Perrault, Les dix livres d’architecture de Vitruve
It would be too long to examine here how well this edition served Colbert’s political-ideological project. Let us simply say that in spite of Vitruvius’ apparently precise instructions, Perrault was very aware of the random or arbitrary character of the Latin theoretician’s “règles” in defining a “beauté positive”, all the more so since objective criteria, solidity, salubrity and convenience are more important to him than exact proportions. At the same time, Desgodet’s measurements published in 1682 in his Edifices antiques de Rome underline the absence of coincidence, already painfully noted as early as Bramante’s period, but here declared in the clearest and the most solid way, between the precepts of De architectura and the proportions observable in the vestiges at all levels of the plans and elevations.
All of this created the most bitter polemics among the Academicians.
In any case, Perrault’s work had great good fortune; abridged editions came out very quickly in Paris (1674), Amsterdam (1681), London (1692, 1703, 1729), Venice (1711, 1747, 1794) and Madrid (1761). They were responding to an obvious demand; the translation would be transposed into almost every European language, and presented in a handier form, as a real practitioner’s manual. In 1684 Perrault published an enlarged version of the 1673 integral version.
Perrault_Les dix livres d’architecture de Vitruve.pdf
Perrault_Les dix livres d’architecture de Vitruve.txt
Perrault_Les dix livres d’architecture de Vitruve.html
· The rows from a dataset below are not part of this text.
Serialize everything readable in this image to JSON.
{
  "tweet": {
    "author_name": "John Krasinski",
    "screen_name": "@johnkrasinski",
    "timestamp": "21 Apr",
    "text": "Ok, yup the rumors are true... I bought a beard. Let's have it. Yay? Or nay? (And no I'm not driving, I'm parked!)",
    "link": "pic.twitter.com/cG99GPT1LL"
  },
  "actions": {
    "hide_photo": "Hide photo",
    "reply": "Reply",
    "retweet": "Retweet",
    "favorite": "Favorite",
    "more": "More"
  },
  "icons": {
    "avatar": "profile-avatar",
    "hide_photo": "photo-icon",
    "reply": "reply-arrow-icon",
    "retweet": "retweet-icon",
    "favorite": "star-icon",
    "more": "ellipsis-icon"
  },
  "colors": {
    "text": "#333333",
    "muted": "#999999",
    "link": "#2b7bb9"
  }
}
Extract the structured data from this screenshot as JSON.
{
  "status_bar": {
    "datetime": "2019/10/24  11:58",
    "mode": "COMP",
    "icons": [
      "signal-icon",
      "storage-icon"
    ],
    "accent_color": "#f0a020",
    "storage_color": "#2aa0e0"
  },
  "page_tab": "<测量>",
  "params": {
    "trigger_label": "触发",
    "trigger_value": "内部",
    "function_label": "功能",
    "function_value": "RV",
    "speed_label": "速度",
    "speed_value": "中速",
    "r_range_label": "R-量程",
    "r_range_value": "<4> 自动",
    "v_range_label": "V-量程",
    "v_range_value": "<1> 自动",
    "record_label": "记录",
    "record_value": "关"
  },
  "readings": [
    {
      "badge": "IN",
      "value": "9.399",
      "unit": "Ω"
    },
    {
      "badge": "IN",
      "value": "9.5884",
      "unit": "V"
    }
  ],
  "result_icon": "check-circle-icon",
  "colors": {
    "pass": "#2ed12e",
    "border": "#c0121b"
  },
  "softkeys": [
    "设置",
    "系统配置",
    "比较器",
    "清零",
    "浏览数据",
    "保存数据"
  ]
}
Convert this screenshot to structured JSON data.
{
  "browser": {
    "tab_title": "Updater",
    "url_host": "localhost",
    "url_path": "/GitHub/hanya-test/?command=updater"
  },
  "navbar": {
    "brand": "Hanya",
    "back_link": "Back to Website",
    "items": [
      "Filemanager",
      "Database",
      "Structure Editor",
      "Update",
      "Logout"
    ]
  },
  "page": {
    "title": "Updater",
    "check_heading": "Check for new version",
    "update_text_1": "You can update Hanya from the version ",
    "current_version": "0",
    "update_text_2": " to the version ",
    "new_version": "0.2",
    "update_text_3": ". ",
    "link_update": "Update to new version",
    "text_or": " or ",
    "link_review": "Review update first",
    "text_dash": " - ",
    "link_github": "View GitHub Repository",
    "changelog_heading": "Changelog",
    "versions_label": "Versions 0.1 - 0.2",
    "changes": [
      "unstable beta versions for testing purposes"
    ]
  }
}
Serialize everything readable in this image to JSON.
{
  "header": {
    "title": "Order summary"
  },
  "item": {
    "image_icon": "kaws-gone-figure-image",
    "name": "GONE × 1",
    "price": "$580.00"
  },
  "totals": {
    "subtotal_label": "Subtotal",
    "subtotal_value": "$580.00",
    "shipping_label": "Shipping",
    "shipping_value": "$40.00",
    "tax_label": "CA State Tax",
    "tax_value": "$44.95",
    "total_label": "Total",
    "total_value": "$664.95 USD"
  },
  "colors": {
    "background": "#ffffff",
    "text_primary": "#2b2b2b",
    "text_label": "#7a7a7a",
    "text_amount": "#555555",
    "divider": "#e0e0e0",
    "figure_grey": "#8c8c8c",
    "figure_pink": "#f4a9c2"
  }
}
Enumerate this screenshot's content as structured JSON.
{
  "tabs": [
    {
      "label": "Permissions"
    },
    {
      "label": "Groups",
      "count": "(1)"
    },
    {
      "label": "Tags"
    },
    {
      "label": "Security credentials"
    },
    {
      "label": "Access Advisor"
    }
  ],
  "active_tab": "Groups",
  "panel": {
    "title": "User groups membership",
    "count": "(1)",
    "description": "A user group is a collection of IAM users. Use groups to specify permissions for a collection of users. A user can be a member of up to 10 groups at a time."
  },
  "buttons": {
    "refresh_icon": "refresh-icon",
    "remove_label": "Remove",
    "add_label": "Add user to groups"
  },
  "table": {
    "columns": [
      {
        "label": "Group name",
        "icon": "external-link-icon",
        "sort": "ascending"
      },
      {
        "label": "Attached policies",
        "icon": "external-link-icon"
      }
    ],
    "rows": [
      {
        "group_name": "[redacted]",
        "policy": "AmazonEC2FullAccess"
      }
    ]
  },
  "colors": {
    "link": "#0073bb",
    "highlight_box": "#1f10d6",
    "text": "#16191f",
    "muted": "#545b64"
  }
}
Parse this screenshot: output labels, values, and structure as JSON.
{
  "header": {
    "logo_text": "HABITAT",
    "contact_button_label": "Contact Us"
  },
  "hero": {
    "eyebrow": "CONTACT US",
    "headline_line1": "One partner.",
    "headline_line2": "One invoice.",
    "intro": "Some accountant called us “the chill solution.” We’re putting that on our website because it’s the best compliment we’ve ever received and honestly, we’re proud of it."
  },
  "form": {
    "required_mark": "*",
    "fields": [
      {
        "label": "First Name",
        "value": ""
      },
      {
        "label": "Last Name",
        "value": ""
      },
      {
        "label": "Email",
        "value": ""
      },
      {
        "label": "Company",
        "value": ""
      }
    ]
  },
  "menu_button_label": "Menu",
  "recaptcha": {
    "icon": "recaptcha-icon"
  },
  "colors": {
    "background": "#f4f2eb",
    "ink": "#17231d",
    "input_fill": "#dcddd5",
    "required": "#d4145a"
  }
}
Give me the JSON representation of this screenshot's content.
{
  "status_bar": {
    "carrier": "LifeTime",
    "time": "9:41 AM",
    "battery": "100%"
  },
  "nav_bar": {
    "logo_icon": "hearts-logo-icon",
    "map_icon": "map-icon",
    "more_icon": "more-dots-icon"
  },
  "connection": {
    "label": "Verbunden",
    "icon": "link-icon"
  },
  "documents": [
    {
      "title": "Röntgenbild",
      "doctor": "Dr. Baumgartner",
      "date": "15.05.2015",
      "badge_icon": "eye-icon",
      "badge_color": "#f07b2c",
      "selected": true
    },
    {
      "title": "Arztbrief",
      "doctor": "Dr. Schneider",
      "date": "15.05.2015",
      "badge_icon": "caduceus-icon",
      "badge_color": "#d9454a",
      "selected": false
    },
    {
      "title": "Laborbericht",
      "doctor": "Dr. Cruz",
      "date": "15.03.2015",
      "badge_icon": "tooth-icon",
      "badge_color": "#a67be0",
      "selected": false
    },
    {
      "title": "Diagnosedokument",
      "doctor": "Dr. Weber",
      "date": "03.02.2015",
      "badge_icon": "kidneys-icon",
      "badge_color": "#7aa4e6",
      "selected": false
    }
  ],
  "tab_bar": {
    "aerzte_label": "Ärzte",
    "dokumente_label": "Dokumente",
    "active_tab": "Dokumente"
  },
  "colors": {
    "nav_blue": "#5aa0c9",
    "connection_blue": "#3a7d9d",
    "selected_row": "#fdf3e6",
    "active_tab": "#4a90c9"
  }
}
Perrault_Les dix livres d’architecture de Vitruve.jpg
Perrault_Les dix livres d’architecture de Vitruve.zip